When Did Ads Become Sexy?
Jun 5, Battered Women's Support Services. Nude or Naked Advertisements. Women in the capitalist society lose their sense of being a human being and they become possessions when they are used in advertisements. Capitalism is the economic system in which natural resources and the means of production of goods and services are privately owned. The means of production are more efficient tools that replace human labour that gives the private owners more of a capitalist control. This control gives the private owners a sense of authority, which is power that is legitimated or institutionalized. A way the private owners maintain their authority is through the consumption of products and advertisements that include beautiful women.
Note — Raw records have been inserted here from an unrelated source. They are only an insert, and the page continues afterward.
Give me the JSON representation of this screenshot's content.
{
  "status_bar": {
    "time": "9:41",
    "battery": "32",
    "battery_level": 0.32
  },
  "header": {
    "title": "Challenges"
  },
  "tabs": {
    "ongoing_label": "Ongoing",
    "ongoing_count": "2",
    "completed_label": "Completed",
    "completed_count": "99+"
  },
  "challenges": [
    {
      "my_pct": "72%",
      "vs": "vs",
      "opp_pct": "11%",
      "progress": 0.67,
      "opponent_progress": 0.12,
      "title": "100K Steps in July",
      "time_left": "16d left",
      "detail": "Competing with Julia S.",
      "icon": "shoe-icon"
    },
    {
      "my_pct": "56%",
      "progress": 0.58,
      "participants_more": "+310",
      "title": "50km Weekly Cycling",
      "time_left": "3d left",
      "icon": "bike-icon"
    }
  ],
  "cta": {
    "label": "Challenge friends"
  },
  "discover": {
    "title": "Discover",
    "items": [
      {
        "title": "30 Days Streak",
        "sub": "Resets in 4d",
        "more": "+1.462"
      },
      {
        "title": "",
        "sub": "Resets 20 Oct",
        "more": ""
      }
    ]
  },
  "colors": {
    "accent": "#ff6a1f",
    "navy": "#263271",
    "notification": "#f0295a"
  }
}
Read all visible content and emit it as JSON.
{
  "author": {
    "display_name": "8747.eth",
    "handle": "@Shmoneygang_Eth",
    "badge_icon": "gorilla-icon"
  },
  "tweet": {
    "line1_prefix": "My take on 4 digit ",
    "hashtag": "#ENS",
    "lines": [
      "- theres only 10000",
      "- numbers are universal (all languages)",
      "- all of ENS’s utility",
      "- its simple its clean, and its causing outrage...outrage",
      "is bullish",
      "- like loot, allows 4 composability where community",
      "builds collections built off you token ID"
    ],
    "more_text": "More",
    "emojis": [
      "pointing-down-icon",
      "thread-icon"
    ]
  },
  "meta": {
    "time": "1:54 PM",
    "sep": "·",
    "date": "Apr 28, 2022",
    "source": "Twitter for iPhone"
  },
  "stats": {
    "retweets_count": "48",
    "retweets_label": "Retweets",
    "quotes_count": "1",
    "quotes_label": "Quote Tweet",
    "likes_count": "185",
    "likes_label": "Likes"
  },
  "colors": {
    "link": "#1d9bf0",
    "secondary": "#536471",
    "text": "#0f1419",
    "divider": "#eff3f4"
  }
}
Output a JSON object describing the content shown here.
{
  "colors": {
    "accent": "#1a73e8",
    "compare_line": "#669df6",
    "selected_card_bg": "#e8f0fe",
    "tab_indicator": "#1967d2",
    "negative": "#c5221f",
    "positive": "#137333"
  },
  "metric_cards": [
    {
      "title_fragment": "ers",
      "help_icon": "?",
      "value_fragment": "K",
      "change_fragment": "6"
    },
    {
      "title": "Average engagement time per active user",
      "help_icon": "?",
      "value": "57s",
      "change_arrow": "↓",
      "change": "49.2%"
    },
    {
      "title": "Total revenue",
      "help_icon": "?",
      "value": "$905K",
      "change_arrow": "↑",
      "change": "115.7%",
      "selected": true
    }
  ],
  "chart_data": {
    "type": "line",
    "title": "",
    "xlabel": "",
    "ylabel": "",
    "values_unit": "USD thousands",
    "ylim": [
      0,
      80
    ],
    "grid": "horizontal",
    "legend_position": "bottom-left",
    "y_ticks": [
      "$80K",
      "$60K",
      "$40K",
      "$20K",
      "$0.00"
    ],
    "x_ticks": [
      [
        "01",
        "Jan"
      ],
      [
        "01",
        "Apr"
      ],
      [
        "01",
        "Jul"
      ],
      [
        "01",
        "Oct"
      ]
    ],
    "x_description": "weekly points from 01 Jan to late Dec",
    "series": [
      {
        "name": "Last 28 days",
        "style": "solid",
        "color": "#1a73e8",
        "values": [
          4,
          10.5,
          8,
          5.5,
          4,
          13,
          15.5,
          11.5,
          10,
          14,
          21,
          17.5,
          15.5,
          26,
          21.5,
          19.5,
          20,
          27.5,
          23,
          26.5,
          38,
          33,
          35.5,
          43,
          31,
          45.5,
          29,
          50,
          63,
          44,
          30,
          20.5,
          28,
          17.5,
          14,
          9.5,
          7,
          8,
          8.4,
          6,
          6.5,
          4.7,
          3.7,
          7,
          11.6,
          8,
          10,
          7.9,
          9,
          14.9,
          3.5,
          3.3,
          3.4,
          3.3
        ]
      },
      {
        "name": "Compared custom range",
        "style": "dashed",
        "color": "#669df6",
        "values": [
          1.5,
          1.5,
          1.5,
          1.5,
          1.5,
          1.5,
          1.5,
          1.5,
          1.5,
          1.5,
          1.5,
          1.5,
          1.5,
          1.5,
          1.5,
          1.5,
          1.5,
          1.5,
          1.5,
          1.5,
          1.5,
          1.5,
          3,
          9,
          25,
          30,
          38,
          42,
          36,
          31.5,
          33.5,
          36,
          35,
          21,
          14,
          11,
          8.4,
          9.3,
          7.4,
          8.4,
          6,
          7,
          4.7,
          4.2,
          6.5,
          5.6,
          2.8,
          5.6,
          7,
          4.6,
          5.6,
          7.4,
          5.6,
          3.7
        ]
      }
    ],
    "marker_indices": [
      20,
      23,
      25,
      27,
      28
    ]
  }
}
The black and white image, seemingly of a woman wearing o nly a pair of strappy heels, pictured her reclining in a chair with one leg placed on top of a table and the other on the ground. A cluster of onions were placed on the table beside the model, whose buttocks and groin area were obscured by the arm of the chair. Two people complained to watchdogs about the advert, which featured in the Raconteur supplement included in The Times newspaper. However, we considered that the way in which the model was depicted gave the impression that the model was fully nude. The advertising watchdog said it considered that the pose of the model, particularly given that she was shown as reclining with her parted legs facing an open window, was "sexually provocative", giving the ad a "voyeuristic feel". Because the ad placed visual emphasis on the model's body in a sexualised manner and such nudity was unrelated to the product, we considered that the ad objectified the model depicted and invited readers to view her body as a sexual object. Join thought-provoking conversations, follow other Independent readers and see their replies. Want to bookmark your favourite articles and stories to read or reference later?